Bob Walters’ “Jump Fingers,” Gut Strings
In my last post I mentioned how I was hating the sound of my fiddle, and joked that maybe I needed yet another new kind of strings. Well, it turns out I did! My wife will laugh to read this, because it never lasts, but I’m now officially in love with Pirastro Wondertone gut strings. In this video I play Bob Walters’ “Jump Fingers” on my gut-strung fiddle, once at moderate speed and then once slow with some comments about style. At the beginning I show what the strings look like and say a little about how they’re different. Here’s a nice speedy version of Bob playing it with piano backup from R.P. Christesen, on Slippery Hill. And here’s his more stately version from The Champion, slowed-down and pitch corrected.
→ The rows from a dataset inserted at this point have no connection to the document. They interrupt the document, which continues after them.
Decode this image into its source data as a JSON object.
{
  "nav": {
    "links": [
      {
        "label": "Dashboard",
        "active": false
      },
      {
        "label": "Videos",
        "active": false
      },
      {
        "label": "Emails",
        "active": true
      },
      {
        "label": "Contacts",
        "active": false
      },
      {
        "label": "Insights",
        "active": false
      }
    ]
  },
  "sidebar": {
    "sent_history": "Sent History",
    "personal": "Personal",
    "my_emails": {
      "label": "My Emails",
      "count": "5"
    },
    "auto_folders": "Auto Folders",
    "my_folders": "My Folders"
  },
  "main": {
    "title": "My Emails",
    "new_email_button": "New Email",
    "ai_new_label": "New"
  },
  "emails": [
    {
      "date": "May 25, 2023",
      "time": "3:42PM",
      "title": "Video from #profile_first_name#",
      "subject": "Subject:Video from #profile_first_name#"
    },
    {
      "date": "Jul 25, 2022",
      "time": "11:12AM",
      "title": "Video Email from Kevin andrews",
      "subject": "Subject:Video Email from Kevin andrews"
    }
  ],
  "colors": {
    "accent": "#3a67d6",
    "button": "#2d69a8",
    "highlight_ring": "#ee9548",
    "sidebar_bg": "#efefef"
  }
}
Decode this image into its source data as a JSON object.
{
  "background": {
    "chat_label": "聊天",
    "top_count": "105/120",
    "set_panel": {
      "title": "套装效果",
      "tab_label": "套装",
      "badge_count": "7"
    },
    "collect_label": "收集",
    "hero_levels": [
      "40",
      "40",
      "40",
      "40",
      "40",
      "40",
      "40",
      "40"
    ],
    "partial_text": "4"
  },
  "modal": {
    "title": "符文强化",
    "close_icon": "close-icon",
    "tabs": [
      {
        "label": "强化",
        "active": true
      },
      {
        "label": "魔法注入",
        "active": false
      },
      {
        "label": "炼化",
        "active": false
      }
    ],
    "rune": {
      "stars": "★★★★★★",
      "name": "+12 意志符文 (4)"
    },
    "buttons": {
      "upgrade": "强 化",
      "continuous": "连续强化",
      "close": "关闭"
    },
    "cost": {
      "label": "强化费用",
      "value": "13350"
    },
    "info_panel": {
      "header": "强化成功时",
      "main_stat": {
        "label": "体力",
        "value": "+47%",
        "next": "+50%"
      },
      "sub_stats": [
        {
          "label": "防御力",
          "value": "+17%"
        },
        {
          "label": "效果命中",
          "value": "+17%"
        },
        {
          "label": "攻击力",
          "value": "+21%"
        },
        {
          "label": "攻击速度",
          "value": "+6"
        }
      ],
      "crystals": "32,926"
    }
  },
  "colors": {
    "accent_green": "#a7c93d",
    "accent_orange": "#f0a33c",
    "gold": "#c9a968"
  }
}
I bought the Wondertones after asking Bill Peterson to talk to Dwight Lamb about Bob Walters’ strings and getting this wonderful reply:
David, I went to visit Dwight yesterday and talked about gut strings. He said Bob used gut strings exclusively. Of course the E string was steel and he used a fine tuner on the E. The A was a plain (unwound) string and when you bought an A it was long enought to get 2 strings out of it. The D and G were wound gut strings, Dwight thought the D was wound with silver and the G aluminum, but I’m not sure about that. Dwight started out stringing his fiddle like Bob’s and used the Wondertone brand. Dwight switched to steel strings after he started playing a lot of fiddle contests that were outside and the weather was a problem with gut.
It blew my mind to read this, and it got me thinking, what if the almost universal use of metal strings among modern old-time fiddlers is keeping us from making discoveries about archaic old-time playing techniques? The research I’ve done suggests that gut strings would have been common up through the early 20th century, even though metal violin strings were probably available by the late 19th. David Kerr, of David Kerr Violins here in Portland, Oregon, tells me that Wondertones were simply what was available back then. (He also told me years ago that he didn’t see why old-time fiddlers didn’t try gut strings more often, if they really wanted to be “old-time.”) Steel strings existed, too, but there wasn’t much choice. Of course, not all fiddlers used store-bought strings—some adapted strings from other instruments or “non-musical sources” (love that phrase, which I got from this interesting thread on FiddleHangout about gut strings and old-time fiddle).
Sure, most of the old-time greats whose recordings we’ve learned from are probably playing on metal strings. But I wonder about, say, Alan Sisson, J.D. Harris, people like that. Or Bunt Stephens: the tone and the vibrato on his recordings really sound like gut strings to me. And what about the people they learned from? They almost certainly played on gut. So the techniques we hear in the first generation of recorded old-time fiddle could be said to have their roots in a gut-string style of playing.
One thing I found instantly is that the bow shake ornament has a whole different quality with gut strings. I’m surprised, but I actually find it easier and more subtle—and it sounds much more like Bob Walters’. The feel and sound of the strings are completely different from any synthetic strings I’ve ever tried.
When I first tried the Wondertones, a year or so ago, I didn’t feel like I could keep the attack from sounding scratchy. They’ve been languishing in my string graveyard ever since. A few weeks ago, though, at the end of my rope about my fiddle’s sound, I tried them again. They were exactly what my ears had been craving. And after a little experimenting with different bow pressures and rosin, the bowing clicked so that there was suddenly no scratching. I’m using Melos dark rosin, which they recommended at Kerr Violins. By the way, I got the strings from my local violin repair guy, but I can’t seem to find the exact set online. The closest one, Pirastro Wondertone Gold, seems to have a wound A.
I admit, I’ve got Helicores on my main fiddle currently. They’re definitely easier to play and louder, and they hold their tuning better. That’s the one I use for sessions or dances. But at home I find myself picking up the gut-strung fiddle as often as the other. There’s just something very warm and human about the sound and the feel, both under the fingers and under the bow. It’s easier for me to get lost in them. And making that little extra effort to get a good sound seems to help my playing overall. I should mention, I also play the bass viola da gamba, which has gut strings, so it feels familiar to me. But the bowing technique is completely different, so I don’t really think I had much of a head start.
Now to the tune. Here’s what Dwight says about “Jump Fingers” in the liner notes to The Champion. Reading between the lines, it seems to be a great example of Bob’s excellent policy of never saying anything bad about another fiddler:
34. Jump Fingers. “Bob got this from Jeffie Pounds who was a farmer over around Decatur. I met Jeffie just once at a fiddler contest and it was clear that at one time he’d been quite the fiddle player. Bob Christeson had a story that Jeffie had composed this piece and played it for Bob, who promptly reproduced it better than Jeffie had played it, which made old Jeffie rather mad. But I never heard that story from Bob himself, who just said that he had learned it from Jeffie.” Lonnie Robertson told Gordon McCann the same story about this tune (Lonnie plays it himself on his Rounder CD).